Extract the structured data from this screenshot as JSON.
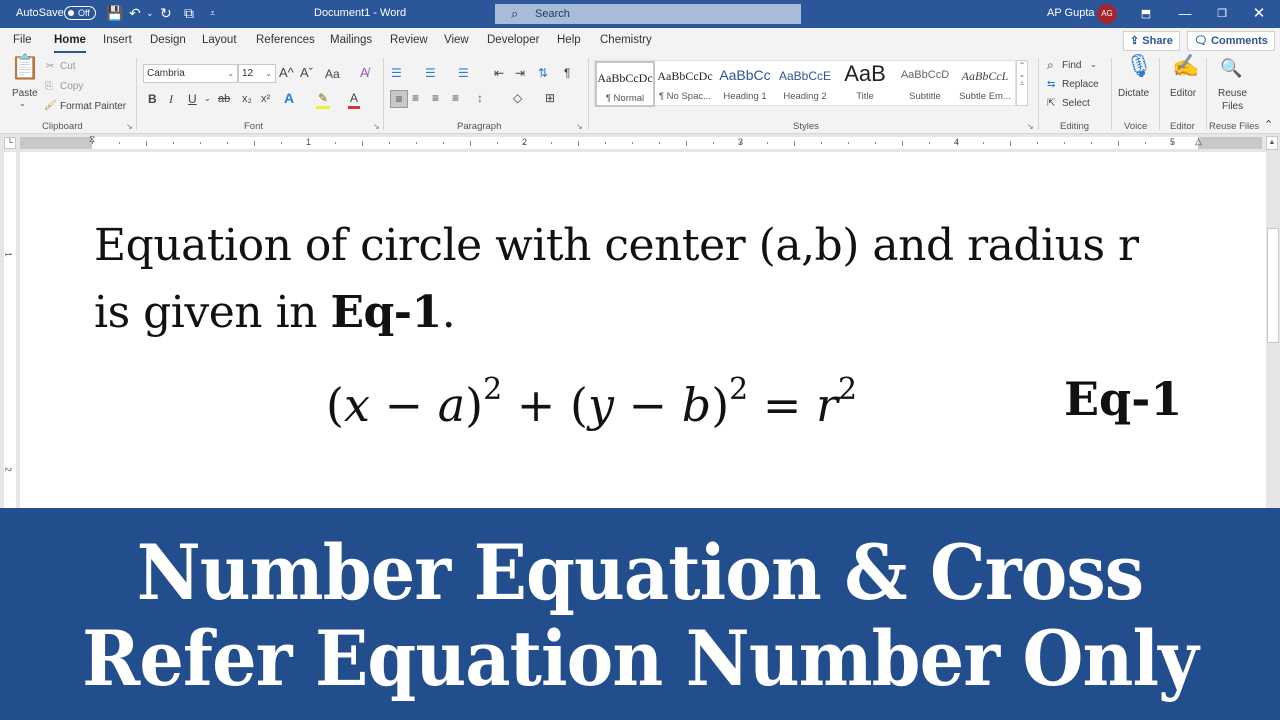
{
  "titlebar": {
    "autosave_label": "AutoSave",
    "autosave_state": "Off",
    "document_title": "Document1  -  Word",
    "search_placeholder": "Search",
    "user_name": "AP Gupta",
    "user_initials": "AG",
    "accent_color": "#2b579a"
  },
  "tabs": [
    {
      "label": "File"
    },
    {
      "label": "Home",
      "active": true
    },
    {
      "label": "Insert"
    },
    {
      "label": "Design"
    },
    {
      "label": "Layout"
    },
    {
      "label": "References"
    },
    {
      "label": "Mailings"
    },
    {
      "label": "Review"
    },
    {
      "label": "View"
    },
    {
      "label": "Developer"
    },
    {
      "label": "Help"
    },
    {
      "label": "Chemistry"
    }
  ],
  "tabbar_actions": {
    "share": "Share",
    "comments": "Comments"
  },
  "ribbon": {
    "clipboard": {
      "label": "Clipboard",
      "paste": "Paste",
      "cut": "Cut",
      "copy": "Copy",
      "format_painter": "Format Painter"
    },
    "font": {
      "label": "Font",
      "font_name": "Cambria",
      "font_size": "12",
      "bold": "B",
      "italic": "I",
      "underline": "U",
      "strikethrough": "ab",
      "subscript": "x₂",
      "superscript": "x²",
      "grow": "A^",
      "shrink": "Aˇ",
      "change_case": "Aa"
    },
    "paragraph": {
      "label": "Paragraph"
    },
    "styles": {
      "label": "Styles",
      "items": [
        {
          "preview": "AaBbCcDc",
          "name": "¶ Normal",
          "selected": true
        },
        {
          "preview": "AaBbCcDc",
          "name": "¶ No Spac..."
        },
        {
          "preview": "AaBbCc",
          "name": "Heading 1"
        },
        {
          "preview": "AaBbCcE",
          "name": "Heading 2"
        },
        {
          "preview": "AaB",
          "name": "Title"
        },
        {
          "preview": "AaBbCcD",
          "name": "Subtitle"
        },
        {
          "preview": "AaBbCcL",
          "name": "Subtle Em..."
        }
      ]
    },
    "editing": {
      "label": "Editing",
      "find": "Find",
      "replace": "Replace",
      "select": "Select"
    },
    "voice": {
      "label": "Voice",
      "dictate": "Dictate"
    },
    "editor": {
      "label": "Editor",
      "editor": "Editor"
    },
    "reuse_files": {
      "label": "Reuse Files",
      "reuse_line1": "Reuse",
      "reuse_line2": "Files"
    }
  },
  "ruler": {
    "numbers": [
      "1",
      "2",
      "3",
      "4",
      "5"
    ]
  },
  "vruler": {
    "numbers": [
      "1",
      "2"
    ]
  },
  "document": {
    "paragraph_line1": "Equation of circle with center (a,b) and radius r",
    "paragraph_line2_prefix": "is given in ",
    "paragraph_ref": "Eq-1",
    "paragraph_suffix": ".",
    "equation": {
      "open1": "(",
      "x": "x",
      "minus1": " − ",
      "a": "a",
      "close1": ")",
      "exp1": "2",
      "plus": " + ",
      "open2": "(",
      "y": "y",
      "minus2": " − ",
      "b": "b",
      "close2": ")",
      "exp2": "2",
      "equals": " = ",
      "r": "r",
      "exp3": "2"
    },
    "equation_label": "Eq-1"
  },
  "banner": {
    "line1": "Number Equation & Cross",
    "line2": "Refer Equation Number Only",
    "background_color": "#234e8d"
  }
}
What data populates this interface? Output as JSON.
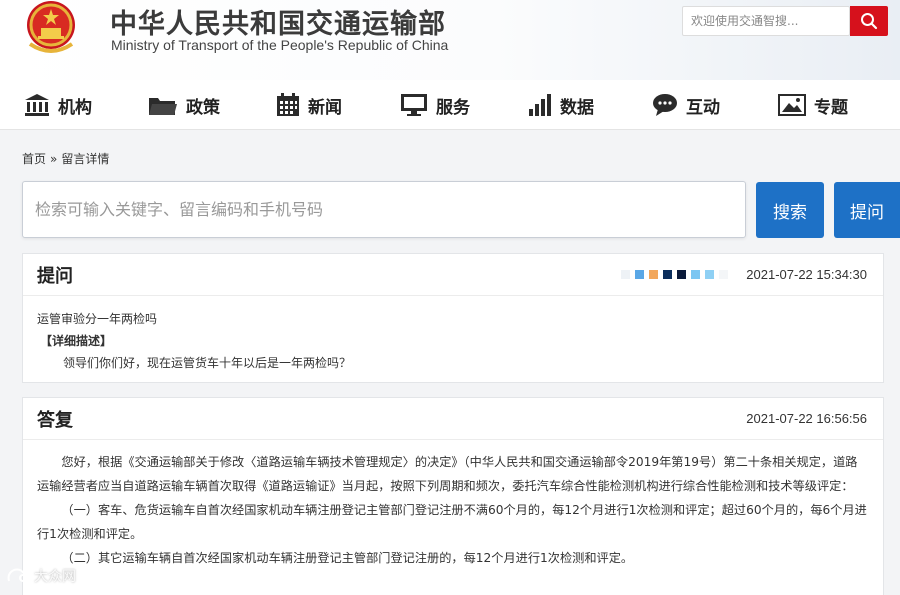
{
  "header": {
    "title": "中华人民共和国交通运输部",
    "subtitle": "Ministry of Transport of the People's Republic of China",
    "search_placeholder": "欢迎使用交通智搜...",
    "search_icon": "search-icon",
    "emblem_icon": "national-emblem-icon"
  },
  "nav": {
    "items": [
      {
        "label": "机构",
        "icon": "building-icon"
      },
      {
        "label": "政策",
        "icon": "folder-icon"
      },
      {
        "label": "新闻",
        "icon": "calendar-grid-icon"
      },
      {
        "label": "服务",
        "icon": "monitor-icon"
      },
      {
        "label": "数据",
        "icon": "bar-chart-icon"
      },
      {
        "label": "互动",
        "icon": "chat-bubble-icon"
      },
      {
        "label": "专题",
        "icon": "image-icon"
      }
    ]
  },
  "breadcrumb": {
    "home": "首页",
    "separator": "»",
    "current": "留言详情"
  },
  "search": {
    "placeholder": "检索可输入关键字、留言编码和手机号码",
    "search_label": "搜索",
    "ask_label": "提问"
  },
  "question": {
    "heading": "提问",
    "timestamp": "2021-07-22 15:34:30",
    "title": "运管审验分一年两检吗",
    "detail_label": "【详细描述】",
    "detail_text": "领导们你们好，现在运管货车十年以后是一年两检吗？"
  },
  "answer": {
    "heading": "答复",
    "timestamp": "2021-07-22 16:56:56",
    "para1": "您好，根据《交通运输部关于修改〈道路运输车辆技术管理规定〉的决定》（中华人民共和国交通运输部令2019年第19号）第二十条相关规定，道路运输经营者应当自道路运输车辆首次取得《道路运输证》当月起，按照下列周期和频次，委托汽车综合性能检测机构进行综合性能检测和技术等级评定：",
    "para2": "（一）客车、危货运输车自首次经国家机动车辆注册登记主管部门登记注册不满60个月的，每12个月进行1次检测和评定；超过60个月的，每6个月进行1次检测和评定。",
    "para3": "（二）其它运输车辆自首次经国家机动车辆注册登记主管部门登记注册的，每12个月进行1次检测和评定。"
  },
  "watermark": {
    "text": "大众网"
  },
  "colors": {
    "accent_blue": "#1e71c6",
    "search_red": "#d6111c",
    "redacted": [
      "#eef2f6",
      "#5aa7e6",
      "#f2a75c",
      "#0b2e5c",
      "#0a1a3a",
      "#7cc6f2",
      "#8fd0f4",
      "#f4f6f8"
    ]
  }
}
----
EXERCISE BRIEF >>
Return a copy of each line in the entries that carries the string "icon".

ANSWER TO THE EXERCISE >>
    "search_icon": "search-icon",
    "emblem_icon": "national-emblem-icon"
        "icon": "building-icon"
        "icon": "folder-icon"
        "icon": "calendar-grid-icon"
        "icon": "monitor-icon"
        "icon": "bar-chart-icon"
        "icon": "chat-bubble-icon"
        "icon": "image-icon"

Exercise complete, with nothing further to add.